Your task is to find every line of the data that holds the string "风险溢价" and copy it.

(Component data from apps and pages)
───
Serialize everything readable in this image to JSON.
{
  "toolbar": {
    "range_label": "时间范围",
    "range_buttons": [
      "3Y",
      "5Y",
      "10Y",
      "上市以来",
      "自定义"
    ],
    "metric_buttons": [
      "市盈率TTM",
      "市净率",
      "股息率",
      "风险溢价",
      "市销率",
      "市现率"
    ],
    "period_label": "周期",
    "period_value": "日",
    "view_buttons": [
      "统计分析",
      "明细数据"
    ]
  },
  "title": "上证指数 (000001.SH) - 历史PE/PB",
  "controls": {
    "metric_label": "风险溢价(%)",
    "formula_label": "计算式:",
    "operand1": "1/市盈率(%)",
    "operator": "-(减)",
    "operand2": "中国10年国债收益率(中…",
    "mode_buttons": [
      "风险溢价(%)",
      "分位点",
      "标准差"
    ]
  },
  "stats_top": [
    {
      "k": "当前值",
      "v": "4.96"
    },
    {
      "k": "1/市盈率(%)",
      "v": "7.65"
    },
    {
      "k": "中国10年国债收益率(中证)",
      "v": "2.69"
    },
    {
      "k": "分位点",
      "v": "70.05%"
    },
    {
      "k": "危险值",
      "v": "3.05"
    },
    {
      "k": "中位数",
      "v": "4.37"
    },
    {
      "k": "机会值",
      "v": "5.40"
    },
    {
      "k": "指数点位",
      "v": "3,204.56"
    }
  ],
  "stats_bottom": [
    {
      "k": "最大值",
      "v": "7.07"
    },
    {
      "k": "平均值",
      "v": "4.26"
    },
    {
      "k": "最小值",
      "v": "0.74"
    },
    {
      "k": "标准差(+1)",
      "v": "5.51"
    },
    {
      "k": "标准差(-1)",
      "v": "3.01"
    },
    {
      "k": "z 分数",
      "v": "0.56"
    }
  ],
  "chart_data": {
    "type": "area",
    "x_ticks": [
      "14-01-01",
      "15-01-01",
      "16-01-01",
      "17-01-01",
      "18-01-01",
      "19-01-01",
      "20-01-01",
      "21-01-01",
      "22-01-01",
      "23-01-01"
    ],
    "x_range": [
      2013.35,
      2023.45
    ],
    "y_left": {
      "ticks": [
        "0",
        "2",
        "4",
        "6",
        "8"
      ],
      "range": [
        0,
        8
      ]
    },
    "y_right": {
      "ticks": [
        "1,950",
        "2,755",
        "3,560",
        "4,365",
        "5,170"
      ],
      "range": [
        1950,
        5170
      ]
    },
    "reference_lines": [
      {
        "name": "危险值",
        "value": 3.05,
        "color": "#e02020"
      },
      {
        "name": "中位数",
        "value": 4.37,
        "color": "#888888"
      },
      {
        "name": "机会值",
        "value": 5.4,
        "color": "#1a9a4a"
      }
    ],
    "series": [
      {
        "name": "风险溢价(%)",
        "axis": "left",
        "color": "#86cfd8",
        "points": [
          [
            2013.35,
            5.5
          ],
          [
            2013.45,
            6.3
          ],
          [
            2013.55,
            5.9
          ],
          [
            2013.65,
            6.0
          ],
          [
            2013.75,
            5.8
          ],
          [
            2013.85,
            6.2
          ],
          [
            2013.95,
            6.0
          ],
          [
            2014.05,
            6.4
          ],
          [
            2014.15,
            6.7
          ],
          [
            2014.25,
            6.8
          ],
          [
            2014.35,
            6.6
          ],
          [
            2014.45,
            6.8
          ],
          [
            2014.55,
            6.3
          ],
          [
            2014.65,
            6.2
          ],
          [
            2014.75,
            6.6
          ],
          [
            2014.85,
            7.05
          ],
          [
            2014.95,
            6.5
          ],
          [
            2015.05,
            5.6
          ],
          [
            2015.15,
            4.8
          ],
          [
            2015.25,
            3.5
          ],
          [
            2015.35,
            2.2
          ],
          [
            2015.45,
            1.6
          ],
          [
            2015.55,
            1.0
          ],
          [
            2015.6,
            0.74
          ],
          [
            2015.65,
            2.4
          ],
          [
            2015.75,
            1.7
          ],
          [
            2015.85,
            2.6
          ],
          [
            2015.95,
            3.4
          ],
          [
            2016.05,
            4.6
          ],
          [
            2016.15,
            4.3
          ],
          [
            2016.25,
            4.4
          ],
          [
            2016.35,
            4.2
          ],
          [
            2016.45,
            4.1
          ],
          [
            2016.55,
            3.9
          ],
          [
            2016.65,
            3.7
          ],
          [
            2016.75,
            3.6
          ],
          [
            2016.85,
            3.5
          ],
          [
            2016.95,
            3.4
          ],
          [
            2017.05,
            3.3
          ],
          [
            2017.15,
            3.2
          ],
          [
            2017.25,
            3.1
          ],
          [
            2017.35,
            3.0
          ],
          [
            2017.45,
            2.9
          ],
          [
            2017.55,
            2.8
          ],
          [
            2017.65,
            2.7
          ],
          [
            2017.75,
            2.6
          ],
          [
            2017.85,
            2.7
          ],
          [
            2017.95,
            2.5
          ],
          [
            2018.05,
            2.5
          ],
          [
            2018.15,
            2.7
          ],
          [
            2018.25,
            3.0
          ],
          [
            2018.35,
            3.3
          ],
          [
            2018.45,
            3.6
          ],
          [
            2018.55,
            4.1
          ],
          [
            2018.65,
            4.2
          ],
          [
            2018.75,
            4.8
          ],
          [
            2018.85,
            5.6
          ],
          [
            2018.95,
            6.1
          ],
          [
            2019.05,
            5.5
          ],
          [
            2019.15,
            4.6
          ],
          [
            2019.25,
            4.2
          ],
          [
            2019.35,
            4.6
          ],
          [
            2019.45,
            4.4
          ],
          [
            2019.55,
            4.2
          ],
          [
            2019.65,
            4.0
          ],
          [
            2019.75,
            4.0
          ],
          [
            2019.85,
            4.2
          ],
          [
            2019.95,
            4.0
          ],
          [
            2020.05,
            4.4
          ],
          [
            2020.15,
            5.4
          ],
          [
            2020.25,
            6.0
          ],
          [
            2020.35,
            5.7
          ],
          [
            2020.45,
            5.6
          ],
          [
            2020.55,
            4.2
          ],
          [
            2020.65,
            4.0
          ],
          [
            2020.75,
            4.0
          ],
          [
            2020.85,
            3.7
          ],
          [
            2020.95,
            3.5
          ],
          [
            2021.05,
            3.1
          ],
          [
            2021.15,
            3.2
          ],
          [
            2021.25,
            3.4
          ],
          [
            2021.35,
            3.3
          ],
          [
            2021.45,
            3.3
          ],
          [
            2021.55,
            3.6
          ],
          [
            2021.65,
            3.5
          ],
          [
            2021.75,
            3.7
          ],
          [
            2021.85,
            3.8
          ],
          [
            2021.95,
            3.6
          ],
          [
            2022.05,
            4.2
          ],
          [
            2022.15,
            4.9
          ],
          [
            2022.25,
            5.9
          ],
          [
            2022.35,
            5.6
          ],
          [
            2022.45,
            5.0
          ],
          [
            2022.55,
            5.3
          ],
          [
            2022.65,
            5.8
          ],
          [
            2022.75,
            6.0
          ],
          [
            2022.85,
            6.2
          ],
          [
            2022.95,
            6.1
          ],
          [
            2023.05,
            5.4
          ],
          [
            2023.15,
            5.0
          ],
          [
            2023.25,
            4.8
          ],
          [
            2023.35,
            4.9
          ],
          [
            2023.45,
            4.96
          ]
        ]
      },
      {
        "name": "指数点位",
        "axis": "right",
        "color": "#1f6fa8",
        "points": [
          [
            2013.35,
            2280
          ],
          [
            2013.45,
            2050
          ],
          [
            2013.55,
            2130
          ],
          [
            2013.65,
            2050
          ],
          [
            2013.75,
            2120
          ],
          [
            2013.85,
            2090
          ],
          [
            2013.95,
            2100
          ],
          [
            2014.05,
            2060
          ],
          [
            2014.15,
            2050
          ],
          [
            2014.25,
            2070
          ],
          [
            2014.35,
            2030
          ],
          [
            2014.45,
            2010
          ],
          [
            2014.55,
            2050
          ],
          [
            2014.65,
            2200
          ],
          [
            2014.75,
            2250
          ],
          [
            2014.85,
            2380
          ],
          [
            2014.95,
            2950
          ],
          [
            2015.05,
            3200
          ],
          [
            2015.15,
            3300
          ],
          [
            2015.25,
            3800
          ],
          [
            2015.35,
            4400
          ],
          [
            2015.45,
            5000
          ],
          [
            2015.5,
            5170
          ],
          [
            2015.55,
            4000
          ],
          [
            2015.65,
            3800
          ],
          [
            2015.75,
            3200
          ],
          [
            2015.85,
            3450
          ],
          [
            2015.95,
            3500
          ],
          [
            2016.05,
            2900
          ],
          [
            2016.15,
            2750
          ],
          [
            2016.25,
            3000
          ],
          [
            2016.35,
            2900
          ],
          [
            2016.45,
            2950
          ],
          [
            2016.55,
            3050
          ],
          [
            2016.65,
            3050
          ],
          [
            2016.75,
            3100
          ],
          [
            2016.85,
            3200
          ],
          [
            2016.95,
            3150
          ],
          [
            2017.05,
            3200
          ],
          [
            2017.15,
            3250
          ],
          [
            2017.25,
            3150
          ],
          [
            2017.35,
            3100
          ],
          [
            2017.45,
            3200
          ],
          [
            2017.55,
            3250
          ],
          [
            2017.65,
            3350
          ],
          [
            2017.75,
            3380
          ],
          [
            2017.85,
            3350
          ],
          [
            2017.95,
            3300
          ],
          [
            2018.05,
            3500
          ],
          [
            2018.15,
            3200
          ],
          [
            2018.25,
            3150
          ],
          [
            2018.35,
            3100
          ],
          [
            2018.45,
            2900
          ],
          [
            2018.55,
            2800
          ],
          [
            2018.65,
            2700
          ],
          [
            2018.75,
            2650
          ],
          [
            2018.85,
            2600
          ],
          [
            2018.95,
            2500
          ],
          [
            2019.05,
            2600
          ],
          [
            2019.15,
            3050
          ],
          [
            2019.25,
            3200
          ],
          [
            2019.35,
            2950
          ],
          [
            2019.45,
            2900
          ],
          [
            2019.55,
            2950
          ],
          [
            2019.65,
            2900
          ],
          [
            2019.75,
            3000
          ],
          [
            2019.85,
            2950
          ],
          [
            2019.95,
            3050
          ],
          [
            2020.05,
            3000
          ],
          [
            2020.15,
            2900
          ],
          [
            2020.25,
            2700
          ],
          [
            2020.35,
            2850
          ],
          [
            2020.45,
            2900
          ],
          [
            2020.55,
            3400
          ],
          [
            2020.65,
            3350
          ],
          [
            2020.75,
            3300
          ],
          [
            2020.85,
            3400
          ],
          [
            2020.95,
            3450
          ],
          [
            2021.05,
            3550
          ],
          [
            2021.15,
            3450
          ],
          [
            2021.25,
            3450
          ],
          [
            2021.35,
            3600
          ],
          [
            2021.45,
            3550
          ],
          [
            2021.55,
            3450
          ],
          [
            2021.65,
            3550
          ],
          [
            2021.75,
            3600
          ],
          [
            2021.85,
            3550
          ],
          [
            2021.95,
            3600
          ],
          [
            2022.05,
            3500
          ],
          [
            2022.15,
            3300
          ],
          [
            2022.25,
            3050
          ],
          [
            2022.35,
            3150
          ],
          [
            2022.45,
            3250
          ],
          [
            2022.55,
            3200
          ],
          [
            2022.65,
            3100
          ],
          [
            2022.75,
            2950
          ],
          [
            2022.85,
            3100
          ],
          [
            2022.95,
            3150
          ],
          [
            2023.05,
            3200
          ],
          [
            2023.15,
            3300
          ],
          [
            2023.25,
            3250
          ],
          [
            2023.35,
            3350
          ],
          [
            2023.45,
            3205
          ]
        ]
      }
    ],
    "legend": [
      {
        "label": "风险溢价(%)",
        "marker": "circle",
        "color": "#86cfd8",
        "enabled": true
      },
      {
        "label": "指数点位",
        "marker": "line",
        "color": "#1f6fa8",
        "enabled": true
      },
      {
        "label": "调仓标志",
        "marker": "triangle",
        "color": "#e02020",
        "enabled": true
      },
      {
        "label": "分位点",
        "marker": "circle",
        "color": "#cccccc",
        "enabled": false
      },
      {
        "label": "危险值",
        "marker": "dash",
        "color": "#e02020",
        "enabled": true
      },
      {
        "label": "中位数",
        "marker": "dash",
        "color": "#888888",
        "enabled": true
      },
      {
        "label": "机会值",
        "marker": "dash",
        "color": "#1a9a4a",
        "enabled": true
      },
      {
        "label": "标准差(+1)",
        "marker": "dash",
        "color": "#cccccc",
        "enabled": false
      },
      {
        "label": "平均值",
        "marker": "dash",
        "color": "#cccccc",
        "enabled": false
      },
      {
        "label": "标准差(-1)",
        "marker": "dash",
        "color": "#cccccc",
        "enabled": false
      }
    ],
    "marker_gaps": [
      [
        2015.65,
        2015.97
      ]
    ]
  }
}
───
**Solution to the exercise:**
      "风险溢价",
    "metric_label": "风险溢价(%)",
      "风险溢价(%)",
        "name": "风险溢价(%)",
        "label": "风险溢价(%)",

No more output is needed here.